What to do:
For each line below that contains the string "text", copy that line.

Stored entries:
/---
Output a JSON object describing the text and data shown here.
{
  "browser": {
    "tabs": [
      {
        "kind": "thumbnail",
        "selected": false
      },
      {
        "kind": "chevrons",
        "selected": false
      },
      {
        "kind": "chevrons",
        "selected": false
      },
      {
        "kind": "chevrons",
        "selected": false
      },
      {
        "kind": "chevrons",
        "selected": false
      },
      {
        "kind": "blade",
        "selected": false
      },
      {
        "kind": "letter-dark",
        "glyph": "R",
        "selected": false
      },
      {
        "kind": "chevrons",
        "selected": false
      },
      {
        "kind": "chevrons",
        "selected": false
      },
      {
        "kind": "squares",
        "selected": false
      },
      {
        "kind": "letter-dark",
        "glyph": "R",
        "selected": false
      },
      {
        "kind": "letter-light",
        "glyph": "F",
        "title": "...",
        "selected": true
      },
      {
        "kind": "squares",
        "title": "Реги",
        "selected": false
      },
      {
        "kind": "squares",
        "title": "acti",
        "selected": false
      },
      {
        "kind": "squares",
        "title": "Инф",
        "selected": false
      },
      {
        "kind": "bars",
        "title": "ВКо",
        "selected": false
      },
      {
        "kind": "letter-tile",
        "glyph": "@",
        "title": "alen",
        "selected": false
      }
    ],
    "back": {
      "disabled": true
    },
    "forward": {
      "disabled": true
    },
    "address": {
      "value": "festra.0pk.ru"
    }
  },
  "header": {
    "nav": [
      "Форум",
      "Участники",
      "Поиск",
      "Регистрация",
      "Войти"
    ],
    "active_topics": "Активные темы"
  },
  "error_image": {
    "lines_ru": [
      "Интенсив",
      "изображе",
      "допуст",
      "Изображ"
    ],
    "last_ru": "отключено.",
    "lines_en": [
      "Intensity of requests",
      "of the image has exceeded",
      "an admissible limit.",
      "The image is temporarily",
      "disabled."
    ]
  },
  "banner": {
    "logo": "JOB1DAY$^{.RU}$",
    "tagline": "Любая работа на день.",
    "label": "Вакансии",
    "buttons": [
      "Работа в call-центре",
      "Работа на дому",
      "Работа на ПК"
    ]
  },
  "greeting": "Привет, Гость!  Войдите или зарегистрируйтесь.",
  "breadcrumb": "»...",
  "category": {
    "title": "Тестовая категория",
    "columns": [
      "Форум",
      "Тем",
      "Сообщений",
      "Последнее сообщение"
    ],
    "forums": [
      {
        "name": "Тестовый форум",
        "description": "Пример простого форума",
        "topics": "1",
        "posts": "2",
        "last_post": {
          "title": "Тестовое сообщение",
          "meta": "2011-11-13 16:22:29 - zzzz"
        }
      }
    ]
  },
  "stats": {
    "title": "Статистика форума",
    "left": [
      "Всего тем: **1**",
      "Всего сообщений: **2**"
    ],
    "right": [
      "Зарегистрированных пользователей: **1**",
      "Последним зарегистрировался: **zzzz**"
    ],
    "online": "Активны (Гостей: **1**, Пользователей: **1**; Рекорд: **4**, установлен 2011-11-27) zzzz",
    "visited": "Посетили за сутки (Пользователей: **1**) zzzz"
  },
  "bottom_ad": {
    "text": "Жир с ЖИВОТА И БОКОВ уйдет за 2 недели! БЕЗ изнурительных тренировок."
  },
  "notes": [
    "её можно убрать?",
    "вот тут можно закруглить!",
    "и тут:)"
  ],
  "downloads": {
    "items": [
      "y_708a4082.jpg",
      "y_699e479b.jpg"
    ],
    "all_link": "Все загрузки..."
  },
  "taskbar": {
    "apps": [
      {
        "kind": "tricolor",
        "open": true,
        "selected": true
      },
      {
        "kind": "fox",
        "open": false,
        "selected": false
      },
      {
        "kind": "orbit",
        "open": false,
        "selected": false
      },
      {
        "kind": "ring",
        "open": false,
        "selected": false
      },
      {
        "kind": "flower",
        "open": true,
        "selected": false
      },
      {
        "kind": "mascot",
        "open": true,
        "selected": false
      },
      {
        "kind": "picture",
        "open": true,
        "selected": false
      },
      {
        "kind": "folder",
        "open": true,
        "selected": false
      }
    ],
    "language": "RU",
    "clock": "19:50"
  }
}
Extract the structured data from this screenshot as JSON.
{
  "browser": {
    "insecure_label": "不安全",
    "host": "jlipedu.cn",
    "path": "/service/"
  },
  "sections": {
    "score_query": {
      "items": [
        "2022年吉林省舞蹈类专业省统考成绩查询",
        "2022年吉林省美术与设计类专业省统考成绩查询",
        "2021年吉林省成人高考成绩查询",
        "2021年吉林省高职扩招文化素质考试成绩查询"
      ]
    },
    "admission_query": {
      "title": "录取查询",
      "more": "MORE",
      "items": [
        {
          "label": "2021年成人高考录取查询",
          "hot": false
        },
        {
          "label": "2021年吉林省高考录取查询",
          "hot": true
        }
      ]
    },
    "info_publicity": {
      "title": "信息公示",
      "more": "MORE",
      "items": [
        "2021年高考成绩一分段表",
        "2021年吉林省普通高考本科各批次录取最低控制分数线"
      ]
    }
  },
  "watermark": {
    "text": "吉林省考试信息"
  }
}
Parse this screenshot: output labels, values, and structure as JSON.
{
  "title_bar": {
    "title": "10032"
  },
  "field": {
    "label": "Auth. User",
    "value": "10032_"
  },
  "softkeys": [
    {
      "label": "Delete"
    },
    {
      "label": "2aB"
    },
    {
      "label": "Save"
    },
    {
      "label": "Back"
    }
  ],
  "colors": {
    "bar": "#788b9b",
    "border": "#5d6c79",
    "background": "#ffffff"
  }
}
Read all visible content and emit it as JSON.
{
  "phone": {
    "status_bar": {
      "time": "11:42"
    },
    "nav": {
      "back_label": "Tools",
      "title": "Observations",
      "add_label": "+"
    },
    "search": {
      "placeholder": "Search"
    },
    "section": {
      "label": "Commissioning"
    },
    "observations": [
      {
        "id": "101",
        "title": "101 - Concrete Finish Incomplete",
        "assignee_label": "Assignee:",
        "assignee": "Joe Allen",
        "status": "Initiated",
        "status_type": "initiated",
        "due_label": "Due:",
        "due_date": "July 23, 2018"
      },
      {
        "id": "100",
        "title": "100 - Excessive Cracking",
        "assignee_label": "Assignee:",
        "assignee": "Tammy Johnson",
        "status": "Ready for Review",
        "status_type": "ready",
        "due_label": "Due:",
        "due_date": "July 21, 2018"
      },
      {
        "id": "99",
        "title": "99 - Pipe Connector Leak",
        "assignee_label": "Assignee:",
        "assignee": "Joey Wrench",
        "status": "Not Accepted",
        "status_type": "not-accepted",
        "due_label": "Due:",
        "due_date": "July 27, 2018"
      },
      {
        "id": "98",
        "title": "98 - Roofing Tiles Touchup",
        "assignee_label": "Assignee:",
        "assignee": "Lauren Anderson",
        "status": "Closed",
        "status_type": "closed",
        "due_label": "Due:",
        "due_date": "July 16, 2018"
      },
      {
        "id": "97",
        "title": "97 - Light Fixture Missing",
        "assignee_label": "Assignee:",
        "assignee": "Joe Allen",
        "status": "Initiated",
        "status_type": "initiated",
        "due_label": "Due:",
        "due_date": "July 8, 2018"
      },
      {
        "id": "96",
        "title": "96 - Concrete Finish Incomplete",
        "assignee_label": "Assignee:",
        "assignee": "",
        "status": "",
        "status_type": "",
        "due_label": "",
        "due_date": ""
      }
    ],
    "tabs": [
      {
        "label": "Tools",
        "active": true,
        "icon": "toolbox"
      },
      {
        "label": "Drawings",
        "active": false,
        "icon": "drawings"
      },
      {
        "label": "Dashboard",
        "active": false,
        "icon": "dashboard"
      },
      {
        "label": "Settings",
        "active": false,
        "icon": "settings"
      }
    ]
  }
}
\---
Solved exercise:
Output a JSON object describing the text and data shown here.
    "text": "Жир с ЖИВОТА И БОКОВ уйдет за 2 недели! БЕЗ изнурительных тренировок."
    "text": "吉林省考试信息"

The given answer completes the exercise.